South Korea’s loudspeakers are a prime example of psychological warfare. There are nearly a dozen broadcast installations positioned on the border. They play South Korean music, world news, and reports about the abysmal conditions in the North. It should be noted that while this last point seems nonsensical – after all, North Koreans are the ones facing those conditions and should know how bad they are – North Koreans are essentially inmates in the world’s largest prison. Information is strictly controlled, and, in most cases, the people simply do not know what life is like outside their 46,540 square mile prison camp.
Psychological warfare is a powerful tool that can chip away at the resolve of the enemy — and civilian support for their cause. “The supreme art of war,” Sun Tzu teaches, “is to subdue the enemy without fighting.” As the shooting portion of the war between North and South ended in 1953 (despite the occasional flare-up), psychological warfare is one of the few weapons available.
Diplomacy, although difficult given the opponent, is another. Carl von Clausewitz, the Prussian general, military theorist, and unofficial patron saint of military thinkers everywhere, put the issue plainly:
“War is the continuation of politics by other means.”
What this tells us is that diplomacy and warfare, hard and soft power, are two sides of the same coin. They are different means to the same end. Both are useful and, in many cases, are equally compelling. Liberty Nation has reported extensively on the North Korean situation and the ever-moving march to war. One thing is certain. If a shooting war were to revisit the Koreas, the loss of life would be unlike anything seen in modern history.

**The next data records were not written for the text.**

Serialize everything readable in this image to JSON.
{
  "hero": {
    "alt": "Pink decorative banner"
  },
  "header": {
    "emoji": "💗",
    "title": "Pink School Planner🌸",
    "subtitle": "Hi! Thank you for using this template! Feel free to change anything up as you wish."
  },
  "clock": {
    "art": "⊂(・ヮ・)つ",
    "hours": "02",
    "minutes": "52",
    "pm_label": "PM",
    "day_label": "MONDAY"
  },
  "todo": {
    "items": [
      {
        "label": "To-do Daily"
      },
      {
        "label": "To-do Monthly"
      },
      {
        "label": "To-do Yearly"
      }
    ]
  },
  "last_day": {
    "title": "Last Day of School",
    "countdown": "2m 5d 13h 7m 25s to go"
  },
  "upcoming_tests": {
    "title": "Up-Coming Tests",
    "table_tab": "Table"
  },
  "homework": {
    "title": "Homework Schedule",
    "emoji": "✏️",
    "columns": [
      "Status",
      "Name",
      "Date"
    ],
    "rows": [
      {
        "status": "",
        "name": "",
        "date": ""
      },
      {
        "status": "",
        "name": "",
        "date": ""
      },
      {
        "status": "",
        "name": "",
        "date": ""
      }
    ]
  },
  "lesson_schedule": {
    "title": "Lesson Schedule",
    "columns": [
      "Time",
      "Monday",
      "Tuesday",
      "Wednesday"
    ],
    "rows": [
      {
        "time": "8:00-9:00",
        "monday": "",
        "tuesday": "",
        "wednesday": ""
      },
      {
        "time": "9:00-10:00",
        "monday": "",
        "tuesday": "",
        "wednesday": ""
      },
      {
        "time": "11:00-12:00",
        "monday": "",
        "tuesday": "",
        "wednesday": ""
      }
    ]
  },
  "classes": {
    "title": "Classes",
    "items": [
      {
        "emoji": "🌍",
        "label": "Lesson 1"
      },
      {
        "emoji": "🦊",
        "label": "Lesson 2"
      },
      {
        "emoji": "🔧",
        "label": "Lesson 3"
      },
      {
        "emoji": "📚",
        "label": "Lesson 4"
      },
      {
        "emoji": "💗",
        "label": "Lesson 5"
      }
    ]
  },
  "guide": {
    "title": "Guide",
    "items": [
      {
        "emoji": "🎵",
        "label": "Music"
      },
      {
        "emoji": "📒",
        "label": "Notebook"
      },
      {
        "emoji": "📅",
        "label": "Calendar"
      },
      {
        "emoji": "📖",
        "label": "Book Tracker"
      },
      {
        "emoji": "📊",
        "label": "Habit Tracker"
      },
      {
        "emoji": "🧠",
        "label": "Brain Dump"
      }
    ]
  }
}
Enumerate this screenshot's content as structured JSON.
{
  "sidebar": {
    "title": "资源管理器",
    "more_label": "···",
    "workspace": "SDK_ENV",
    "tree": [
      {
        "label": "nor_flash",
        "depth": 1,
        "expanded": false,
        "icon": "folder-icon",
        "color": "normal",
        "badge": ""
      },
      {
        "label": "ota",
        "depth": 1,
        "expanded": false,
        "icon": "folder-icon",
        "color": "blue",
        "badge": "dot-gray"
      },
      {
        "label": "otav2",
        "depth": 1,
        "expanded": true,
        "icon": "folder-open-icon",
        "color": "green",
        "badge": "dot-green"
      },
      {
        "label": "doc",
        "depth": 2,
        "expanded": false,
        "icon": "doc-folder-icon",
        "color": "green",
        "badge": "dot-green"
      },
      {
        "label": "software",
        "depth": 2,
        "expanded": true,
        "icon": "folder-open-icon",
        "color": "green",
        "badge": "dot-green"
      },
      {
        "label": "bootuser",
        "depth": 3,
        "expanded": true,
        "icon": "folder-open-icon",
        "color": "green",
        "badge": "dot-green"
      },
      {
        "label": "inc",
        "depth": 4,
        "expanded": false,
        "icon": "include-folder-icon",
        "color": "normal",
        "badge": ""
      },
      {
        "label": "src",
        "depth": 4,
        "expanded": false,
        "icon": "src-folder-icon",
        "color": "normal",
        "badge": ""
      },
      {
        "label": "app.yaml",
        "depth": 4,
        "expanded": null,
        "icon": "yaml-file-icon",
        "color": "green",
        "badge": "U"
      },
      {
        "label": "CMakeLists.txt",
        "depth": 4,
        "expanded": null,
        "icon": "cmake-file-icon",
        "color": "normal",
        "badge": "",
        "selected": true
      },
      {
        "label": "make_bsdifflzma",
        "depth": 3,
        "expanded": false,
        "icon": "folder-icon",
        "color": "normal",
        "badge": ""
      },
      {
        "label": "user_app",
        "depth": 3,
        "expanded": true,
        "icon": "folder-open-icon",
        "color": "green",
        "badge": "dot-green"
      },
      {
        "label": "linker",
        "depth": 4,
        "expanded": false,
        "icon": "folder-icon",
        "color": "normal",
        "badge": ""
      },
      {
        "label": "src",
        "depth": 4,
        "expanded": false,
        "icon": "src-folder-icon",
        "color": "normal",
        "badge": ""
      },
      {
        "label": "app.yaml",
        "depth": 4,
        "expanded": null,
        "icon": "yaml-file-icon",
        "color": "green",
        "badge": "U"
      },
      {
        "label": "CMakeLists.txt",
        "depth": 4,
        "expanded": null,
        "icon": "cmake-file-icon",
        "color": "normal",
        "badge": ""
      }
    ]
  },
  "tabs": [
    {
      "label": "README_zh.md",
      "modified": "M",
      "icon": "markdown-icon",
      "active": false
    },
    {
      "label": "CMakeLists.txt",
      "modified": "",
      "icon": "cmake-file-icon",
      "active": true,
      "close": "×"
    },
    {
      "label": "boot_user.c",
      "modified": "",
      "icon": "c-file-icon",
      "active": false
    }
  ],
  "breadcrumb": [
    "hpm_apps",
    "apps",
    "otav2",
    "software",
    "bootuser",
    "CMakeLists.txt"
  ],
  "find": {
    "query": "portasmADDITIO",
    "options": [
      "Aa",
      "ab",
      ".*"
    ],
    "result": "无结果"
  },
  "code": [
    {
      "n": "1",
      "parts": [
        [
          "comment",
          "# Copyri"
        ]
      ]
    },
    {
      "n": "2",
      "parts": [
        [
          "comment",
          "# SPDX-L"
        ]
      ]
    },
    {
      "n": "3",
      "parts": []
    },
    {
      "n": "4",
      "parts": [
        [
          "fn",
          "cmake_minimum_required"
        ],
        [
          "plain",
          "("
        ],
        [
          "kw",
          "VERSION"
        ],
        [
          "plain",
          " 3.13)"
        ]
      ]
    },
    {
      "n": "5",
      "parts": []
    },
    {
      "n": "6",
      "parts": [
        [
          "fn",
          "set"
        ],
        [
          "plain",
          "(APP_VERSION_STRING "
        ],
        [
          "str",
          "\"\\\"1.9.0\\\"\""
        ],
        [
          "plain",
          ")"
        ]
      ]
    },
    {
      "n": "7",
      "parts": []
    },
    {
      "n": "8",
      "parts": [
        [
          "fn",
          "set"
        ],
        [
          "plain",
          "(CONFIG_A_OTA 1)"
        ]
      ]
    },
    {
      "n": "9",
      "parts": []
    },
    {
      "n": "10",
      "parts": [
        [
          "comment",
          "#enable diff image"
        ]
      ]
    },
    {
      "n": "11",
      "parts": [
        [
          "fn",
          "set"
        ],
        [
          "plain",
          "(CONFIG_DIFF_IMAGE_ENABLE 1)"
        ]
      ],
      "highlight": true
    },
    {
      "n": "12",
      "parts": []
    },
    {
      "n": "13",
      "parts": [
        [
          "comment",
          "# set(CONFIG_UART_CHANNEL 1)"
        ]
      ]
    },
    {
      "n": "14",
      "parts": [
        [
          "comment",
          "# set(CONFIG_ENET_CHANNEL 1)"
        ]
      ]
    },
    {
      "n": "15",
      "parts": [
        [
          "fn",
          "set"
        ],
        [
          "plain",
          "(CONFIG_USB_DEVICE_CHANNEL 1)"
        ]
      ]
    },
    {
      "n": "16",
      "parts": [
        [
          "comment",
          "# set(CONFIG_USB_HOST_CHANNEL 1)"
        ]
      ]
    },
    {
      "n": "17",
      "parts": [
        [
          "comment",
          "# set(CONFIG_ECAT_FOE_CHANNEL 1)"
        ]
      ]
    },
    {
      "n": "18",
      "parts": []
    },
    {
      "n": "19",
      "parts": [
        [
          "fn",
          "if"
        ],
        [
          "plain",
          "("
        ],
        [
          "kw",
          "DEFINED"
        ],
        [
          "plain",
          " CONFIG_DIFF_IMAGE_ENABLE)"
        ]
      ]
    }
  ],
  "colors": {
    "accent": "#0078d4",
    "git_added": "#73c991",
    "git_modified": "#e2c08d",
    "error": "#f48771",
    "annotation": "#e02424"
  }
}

The South Korea/United States alliance’s greatest strength (our overwhelming military power) is also our greatest weakness. North Korea knows that any military action would lead to complete and total destruction. While some consider North Korea’s military to be a paper tiger, a cornered tiger is still a dangerous one. Left with the certainty of destruction, North Korea would not hesitate to use their military’s full potential immediately. That means thousands of rounds of artillery, rockets, and even the use of nuclear weapons.
Loss of life would reach the thousands within minutes, and the entire situation (not to mention the nuclear disaster) would destabilize the region as a whole.
The Trump Administration needs to learn how to deftly use both sides of the Clausewitz coin, and fast.